Addis Abeba – Ongoing negotiations between the Ethiopian government and the Oromo Liberation Army (OLA) in Dar es salaam are showing “positive progress” sources close to the mediation team revealed to Addis Standard.
Redwan Hussein, national security adviser to prime minister Abiy Ahmed, and Gedion Timothewos (PhD), minister of Justice, are said to have joined the talks yesterday from the government side. The sources described this as “a noteworthy expression of confidence in both the negotiations and the mediation team”. Addis Standard reported, last week quoting diplomatic sources, that senior government officials are “expected to join if the talks progress to a signing of an agreement”.
Following days of engagement, both parties have now transitioned to addressing the substantive issues under consideration, according to the latest information obtained by Addis Standard.
The talks which started on Tuesday last week, in the Tanzanian capital, with top military leaders from both sides on board, were preceded by series of meetings over the previous weeks. The “positive outcome” of these meetings helped progress to the talks between senior military officials of the two sides.
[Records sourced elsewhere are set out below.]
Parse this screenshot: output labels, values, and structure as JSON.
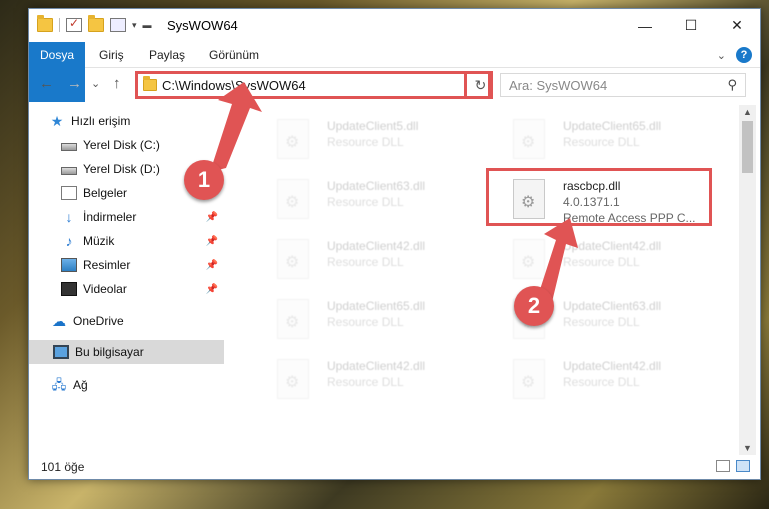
{
  "window": {
    "title": "SysWOW64",
    "controls": {
      "minimize": "—",
      "maximize": "☐",
      "close": "✕"
    }
  },
  "ribbon": {
    "tabs": [
      "Dosya",
      "Giriş",
      "Paylaş",
      "Görünüm"
    ],
    "help": "?"
  },
  "navigation": {
    "back": "←",
    "forward": "→",
    "recent": "⌄",
    "up": "↑",
    "address": "C:\\Windows\\SysWOW64",
    "refresh": "↻",
    "search_placeholder": "Ara: SysWOW64"
  },
  "sidebar": {
    "items": [
      {
        "label": "Hızlı erişim",
        "icon": "star-icon"
      },
      {
        "label": "Yerel Disk (C:)",
        "icon": "disk-icon"
      },
      {
        "label": "Yerel Disk (D:)",
        "icon": "disk-icon"
      },
      {
        "label": "Belgeler",
        "icon": "document-icon"
      },
      {
        "label": "İndirmeler",
        "icon": "download-icon",
        "pinned": true
      },
      {
        "label": "Müzik",
        "icon": "music-icon",
        "pinned": true
      },
      {
        "label": "Resimler",
        "icon": "pictures-icon",
        "pinned": true
      },
      {
        "label": "Videolar",
        "icon": "video-icon",
        "pinned": true
      },
      {
        "label": "OneDrive",
        "icon": "cloud-icon"
      },
      {
        "label": "Bu bilgisayar",
        "icon": "computer-icon",
        "selected": true
      },
      {
        "label": "Ağ",
        "icon": "network-icon"
      }
    ]
  },
  "files": [
    {
      "name": "UpdateClient5.dll",
      "type": "Resource DLL"
    },
    {
      "name": "UpdateClient65.dll",
      "type": "Resource DLL"
    },
    {
      "name": "UpdateClient63.dll",
      "type": "Resource DLL"
    },
    {
      "name": "rascbcp.dll",
      "version": "4.0.1371.1",
      "description": "Remote Access PPP C..."
    },
    {
      "name": "UpdateClient42.dll",
      "type": "Resource DLL"
    },
    {
      "name": "UpdateClient42.dll",
      "type": "Resource DLL"
    },
    {
      "name": "UpdateClient65.dll",
      "type": "Resource DLL"
    },
    {
      "name": "UpdateClient63.dll",
      "type": "Resource DLL"
    },
    {
      "name": "UpdateClient42.dll",
      "type": "Resource DLL"
    },
    {
      "name": "UpdateClient42.dll",
      "type": "Resource DLL"
    }
  ],
  "status": {
    "count": "101 öğe"
  },
  "callouts": {
    "one": "1",
    "two": "2"
  },
  "colors": {
    "accent": "#1979ca",
    "highlight": "#e05454"
  }
}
A US delegation led by Ambassador Mike Hammer, Special Envoy for the Horn of Africa, and senior diplomats representing Intergovernmental Authority on Development (IGAD), as well as the governments of Kenya and Norway are facilitating the talks.
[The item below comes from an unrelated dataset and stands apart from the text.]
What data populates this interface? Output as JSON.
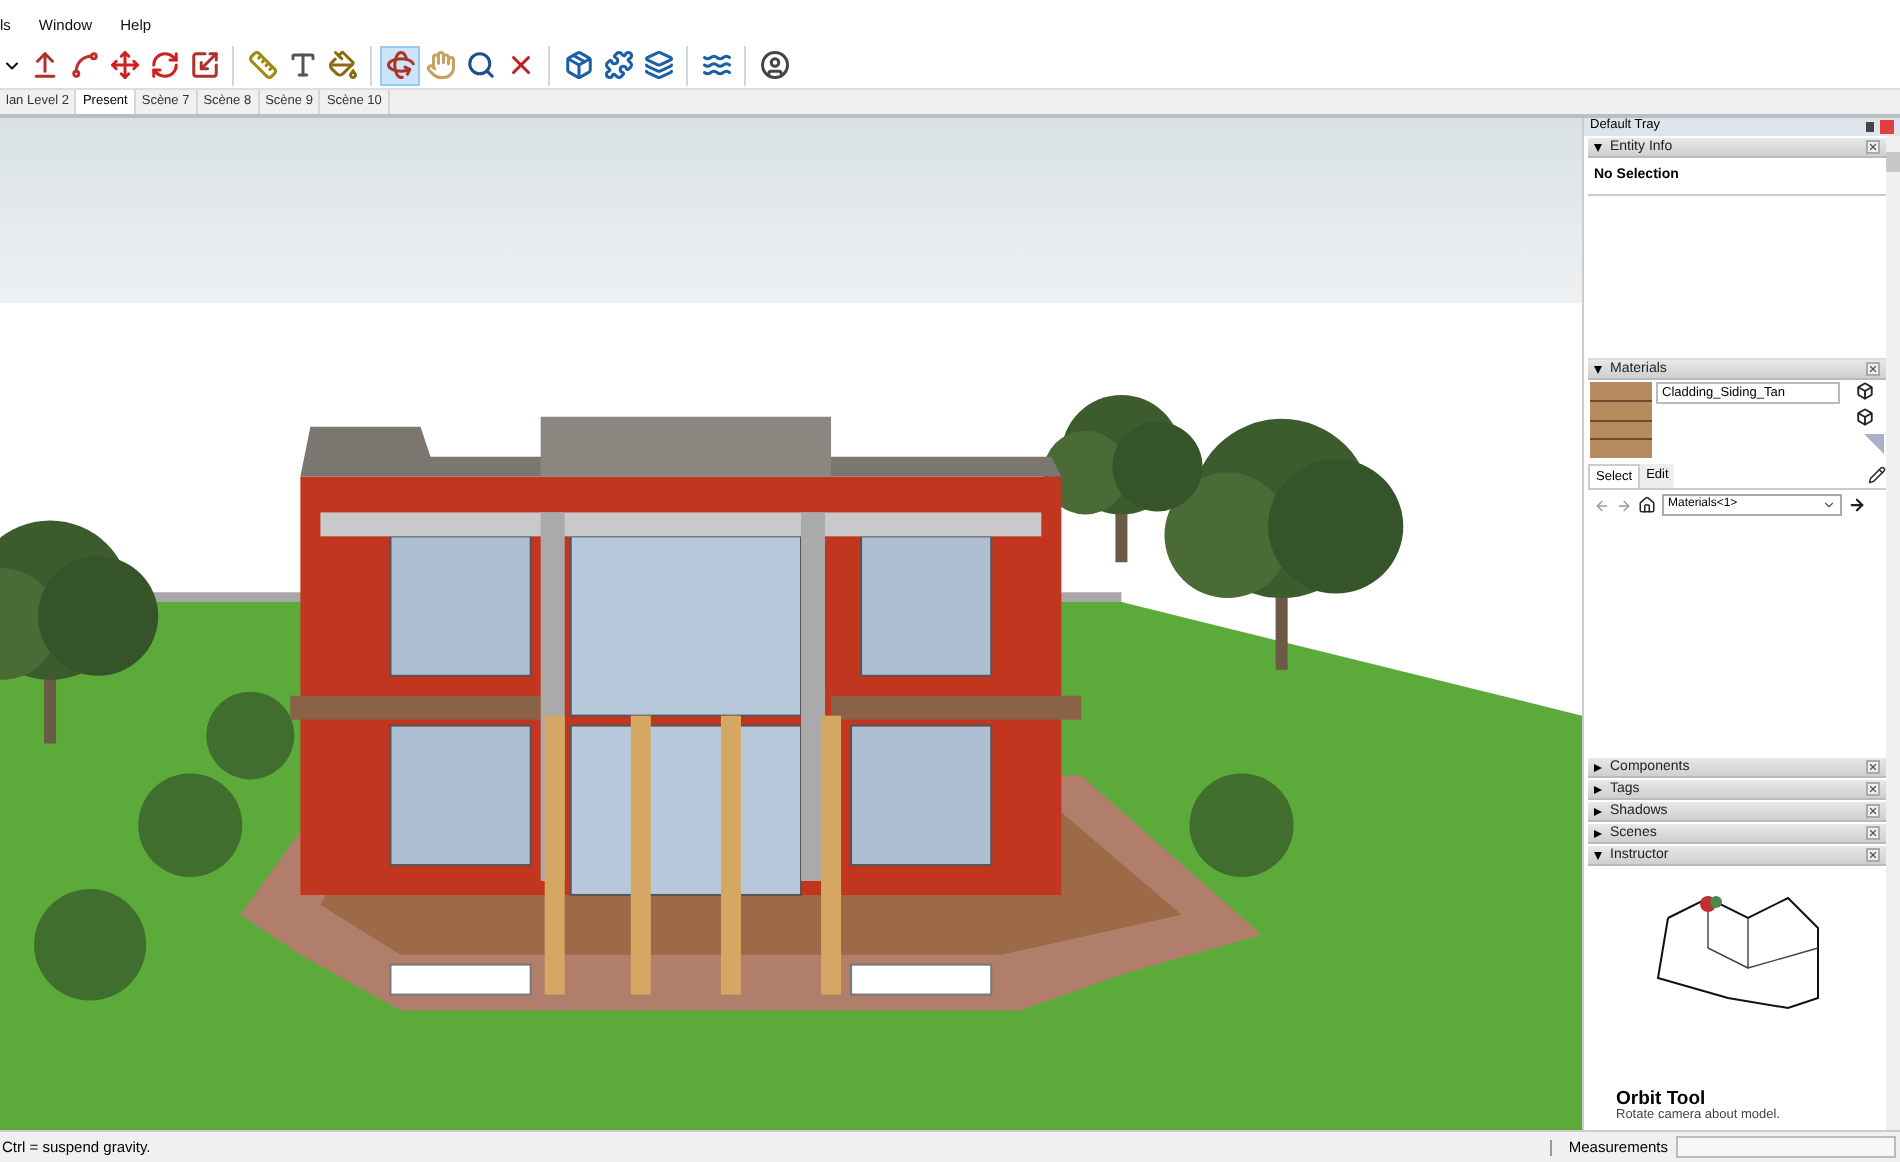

Dr. Workneh Gebeyehu, the head of IGAD, who hails from the Oromia region of Ethiopia, where the conflict between the two sides is taking place, is reported to be actively facilitating the talks, according to Addis Standard’s sources.
Nuur Mohamud Sheekh, the Spokesperson for Dr Workneh, however could not confirm the presence of the IGAD chief at the talks, but said “the Executive Secretary of IGAD reiterates his steadfast commitment to providing support wherever needed to help overcome challenges in all member states”. IGAD hopes that the ongoing talks and mediation efforts result in sustainable solutions, Nuur said.
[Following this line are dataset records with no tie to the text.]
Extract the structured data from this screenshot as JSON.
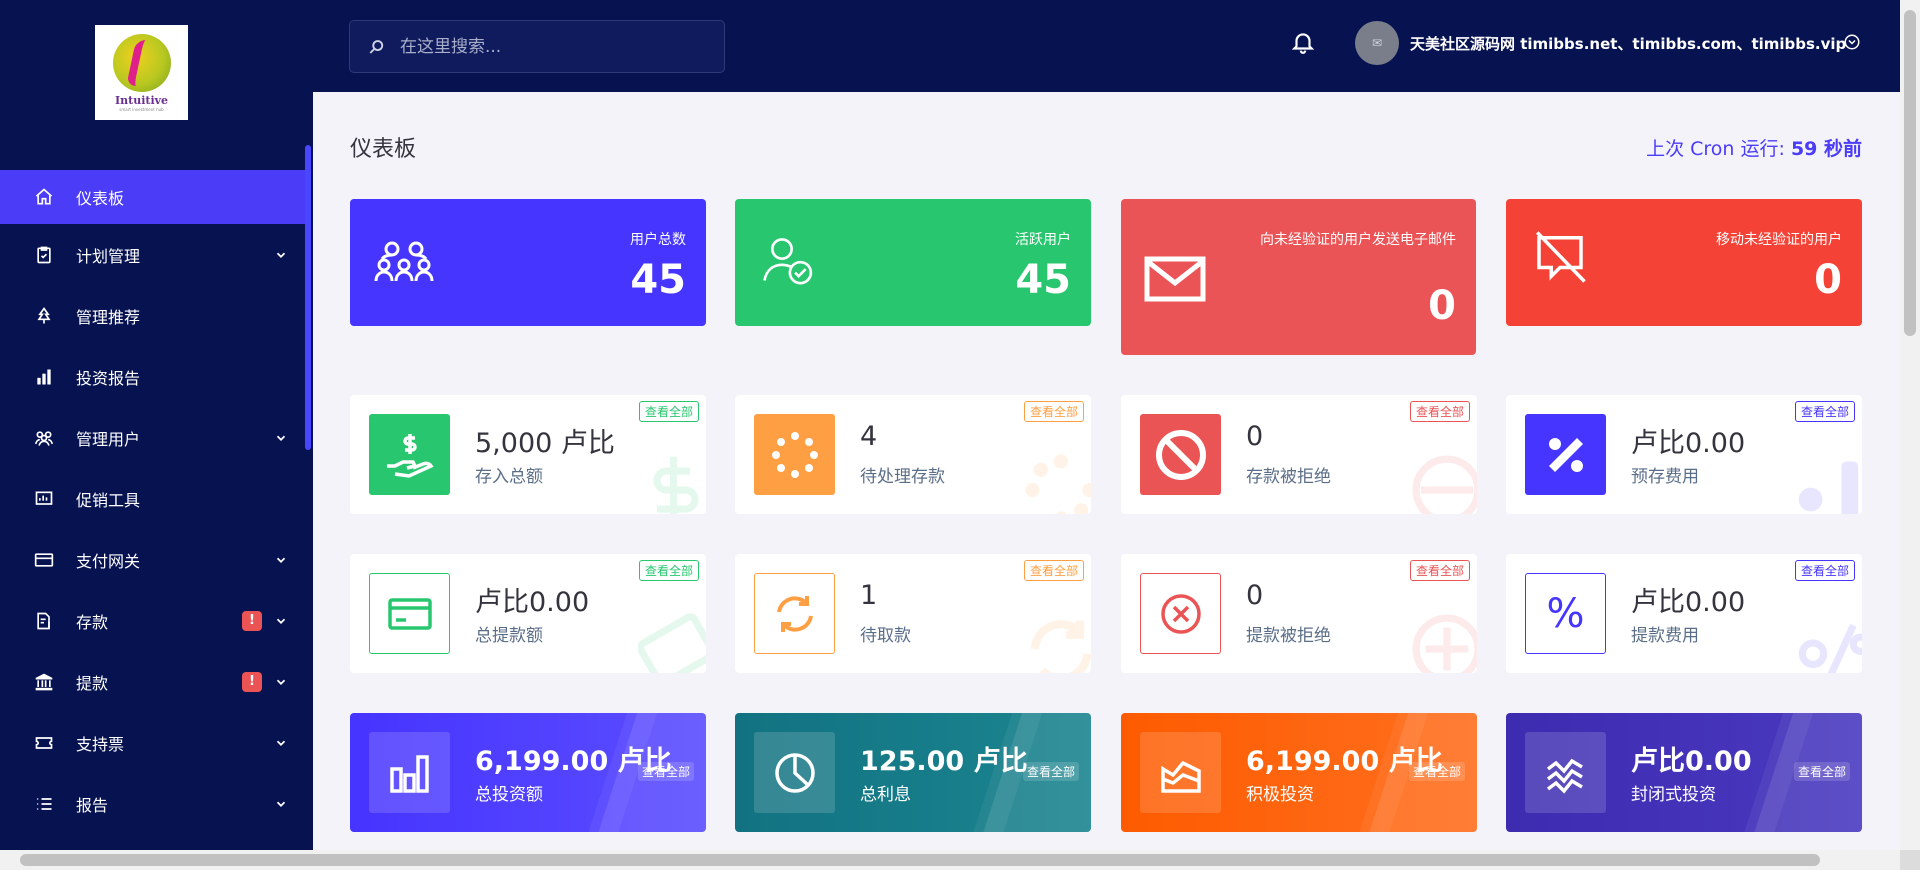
{
  "brand": {
    "logo_text": "Intuitive",
    "logo_sub": "smart investment hub"
  },
  "sidebar": {
    "items": [
      {
        "label": "仪表板",
        "icon": "home-icon",
        "active": true
      },
      {
        "label": "计划管理",
        "icon": "clipboard-check-icon",
        "has_children": true
      },
      {
        "label": "管理推荐",
        "icon": "tree-icon"
      },
      {
        "label": "投资报告",
        "icon": "bar-chart-icon"
      },
      {
        "label": "管理用户",
        "icon": "users-icon",
        "has_children": true
      },
      {
        "label": "促销工具",
        "icon": "presentation-icon"
      },
      {
        "label": "支付网关",
        "icon": "credit-card-icon",
        "has_children": true
      },
      {
        "label": "存款",
        "icon": "deposit-icon",
        "has_children": true,
        "badge": "!"
      },
      {
        "label": "提款",
        "icon": "bank-icon",
        "has_children": true,
        "badge": "!"
      },
      {
        "label": "支持票",
        "icon": "ticket-icon",
        "has_children": true
      },
      {
        "label": "报告",
        "icon": "list-icon",
        "has_children": true
      }
    ]
  },
  "header": {
    "search_placeholder": "在这里搜索...",
    "user_name": "天美社区源码网 timibbs.net、timibbs.com、timibbs.vip"
  },
  "page": {
    "title": "仪表板",
    "cron_label": "上次 Cron 运行:",
    "cron_value": "59 秒前"
  },
  "stats": [
    {
      "label": "用户总数",
      "value": "45",
      "color": "#4634ff",
      "icon": "users-group-icon"
    },
    {
      "label": "活跃用户",
      "value": "45",
      "color": "#28c76f",
      "icon": "user-check-icon"
    },
    {
      "label": "向未经验证的用户发送电子邮件",
      "value": "0",
      "color": "#eb5456",
      "icon": "envelope-icon"
    },
    {
      "label": "移动未经验证的用户",
      "value": "0",
      "color": "#f44336",
      "icon": "comment-slash-icon"
    }
  ],
  "view_all": "查看全部",
  "widgets_row1": [
    {
      "value": "5,000 卢比",
      "label": "存入总额",
      "color": "#28c76f",
      "icon": "hand-dollar-icon"
    },
    {
      "value": "4",
      "label": "待处理存款",
      "color": "#ff9f43",
      "icon": "spinner-icon"
    },
    {
      "value": "0",
      "label": "存款被拒绝",
      "color": "#ea5455",
      "icon": "ban-icon"
    },
    {
      "value": "卢比0.00",
      "label": "预存费用",
      "color": "#4634ff",
      "icon": "percent-icon"
    }
  ],
  "widgets_row2": [
    {
      "value": "卢比0.00",
      "label": "总提款额",
      "color": "#28c76f",
      "icon": "credit-card-icon"
    },
    {
      "value": "1",
      "label": "待取款",
      "color": "#ff9f43",
      "icon": "sync-icon"
    },
    {
      "value": "0",
      "label": "提款被拒绝",
      "color": "#ea5455",
      "icon": "times-circle-icon"
    },
    {
      "value": "卢比0.00",
      "label": "提款费用",
      "color": "#4634ff",
      "icon": "percentage-icon"
    }
  ],
  "widgets_row3": [
    {
      "value": "6,199.00 卢比",
      "label": "总投资额",
      "color": "#4634ff",
      "icon": "chart-bar-icon"
    },
    {
      "value": "125.00 卢比",
      "label": "总利息",
      "color": "#127281",
      "icon": "chart-pie-icon"
    },
    {
      "value": "6,199.00 卢比",
      "label": "积极投资",
      "color": "#fe5b00",
      "icon": "chart-area-icon"
    },
    {
      "value": "卢比0.00",
      "label": "封闭式投资",
      "color": "#3d2bb0",
      "icon": "chart-line-icon"
    }
  ]
}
In May this year, representatives of the two sides met for the first time and held a week-long discussion in Zanzibar, Tanzania, aimed at reaching a settlement to end the near five-year militarized conflict in the Oromia regional state. Although both sides acknowledged positive progress, the dialogue ended without an agreement. AS